After White House Press Secretary Sean Spicer said that we should expect “greater enforcement” of marijuana laws, particularly regarding recreational sales, Colorado politicians responded.
Governor John Hickenlooper appeared on MSNBC on February 24 and then on Meet the Press on February 26 when he was in Washington, D.C., for a governors’ conference. During both appearances, he noted that he did not approve of marijuana legalization when it passed in Colorado, adding that he continues to be wary despite the fact that legal marijuana raked in over $1.3 billion in sales last year in this state alone.
Colorado has been a pioneer in cannabis legalization, and now the country’s other pioneer is turning to Colorado officials for guidance in implementing a regulated system.
California was the first state to legalize medical cannabis in 1996 (Colorado followed in 2000), but voters in the Golden State didn’t vote to legalize recreational use until last November. And in following Colorado’s lead, it’s looking to Colorado for help.
United States Attorney General Jeff Sessions issued a memo rescinding the Cole Memorandum and other federal pot protections dating back to 2009 on January 4. Colorado’s elected officials — from Governor John Hickenlooper to Mayor Michael Hancock to the entire congressional delegation — were quick to condemn the move and vow to fight any attempt to prosecute law-abiding businesses in this state. But in the meantime, how does the Sessions memo affect you?

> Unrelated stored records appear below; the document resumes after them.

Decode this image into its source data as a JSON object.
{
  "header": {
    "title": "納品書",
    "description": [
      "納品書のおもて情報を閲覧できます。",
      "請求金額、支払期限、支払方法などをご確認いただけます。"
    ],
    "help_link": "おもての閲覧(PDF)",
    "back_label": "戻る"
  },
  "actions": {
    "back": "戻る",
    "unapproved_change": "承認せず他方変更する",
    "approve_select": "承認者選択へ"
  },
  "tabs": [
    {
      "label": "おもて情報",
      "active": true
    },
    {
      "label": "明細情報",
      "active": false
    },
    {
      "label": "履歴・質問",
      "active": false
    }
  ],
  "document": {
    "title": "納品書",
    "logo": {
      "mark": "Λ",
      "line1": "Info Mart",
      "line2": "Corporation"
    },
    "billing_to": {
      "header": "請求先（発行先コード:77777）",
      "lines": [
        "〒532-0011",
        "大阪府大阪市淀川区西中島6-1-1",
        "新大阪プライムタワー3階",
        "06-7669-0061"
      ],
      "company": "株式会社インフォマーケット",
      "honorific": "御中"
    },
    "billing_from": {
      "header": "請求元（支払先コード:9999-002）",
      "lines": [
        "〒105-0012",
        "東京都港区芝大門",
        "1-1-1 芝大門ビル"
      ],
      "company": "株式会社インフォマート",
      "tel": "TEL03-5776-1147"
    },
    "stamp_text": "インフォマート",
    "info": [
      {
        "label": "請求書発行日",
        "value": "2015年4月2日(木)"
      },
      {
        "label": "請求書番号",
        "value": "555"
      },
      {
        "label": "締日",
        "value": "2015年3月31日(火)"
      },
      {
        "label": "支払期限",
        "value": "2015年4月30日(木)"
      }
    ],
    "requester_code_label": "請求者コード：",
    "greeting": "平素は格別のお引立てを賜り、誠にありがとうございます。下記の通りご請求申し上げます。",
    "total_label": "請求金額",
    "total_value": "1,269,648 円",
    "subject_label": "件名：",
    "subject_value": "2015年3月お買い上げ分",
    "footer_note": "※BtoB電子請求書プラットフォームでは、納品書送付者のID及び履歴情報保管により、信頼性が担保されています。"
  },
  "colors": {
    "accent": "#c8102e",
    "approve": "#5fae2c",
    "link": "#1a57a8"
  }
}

Colorado Governor John Hickenlooper and his staff visited the future St. Francis Center refuge in Capitol Hill earlier this week, highlighting the state’s effort to help fight homelessness with cannabis tax revenue. The state donated $250,000 to close funding gaps to complete the construction of the center at 1400 Washington Street, but that’s just a parcel of the pot tax dollars that the Colorado Department of Local Affairs is using to help the state’s homeless.
Colorado’s cannabis industry has been holding its collective breath ever since President Donald Trump nominated Jeff Sessions for attorney general. And since he was sworn in, Sessions, a proponent of the war on drugs, hasn’t been shy about saying that marijuana should remain illegal federally.
In a proactive move, on April 3 the governors of four states with recreational cannabis businesses up and running at the time — Alaska, Colorado, Oregon and Washington — sent a letter to Sessions and Treasury Secretary Steve Mnuchin, urging that federal officials “engage with us before embarking on any changes to regulatory and enforcement systems.”
Colorado Governor John Hickenlooper can’t seem to give a national interview without legal cannabis grenades being hurled at him. As a result, he’s become a seasoned veteran on the topic.
During a Facebook Live interview with Politico’s Playbook Exchange in Denver on August 1, Hickenlooper talked about his efforts to connect with Denver suburbs and rural Colorado, health-care coverage, his brief brushes with President Donald Trump and, inevitability, pot.
Mason Tvert, a key figure in the passage of Amendment 64, the 2012 measure that legalized limited recreational marijuana sales, and the Denver pot-legalization regulation that preceded it, is leaving his post as communications director for the national Marijuana Policy Project in favor of a similar position at VS Strategies, a Denver-based consulting firm that’s become a national powerhouse.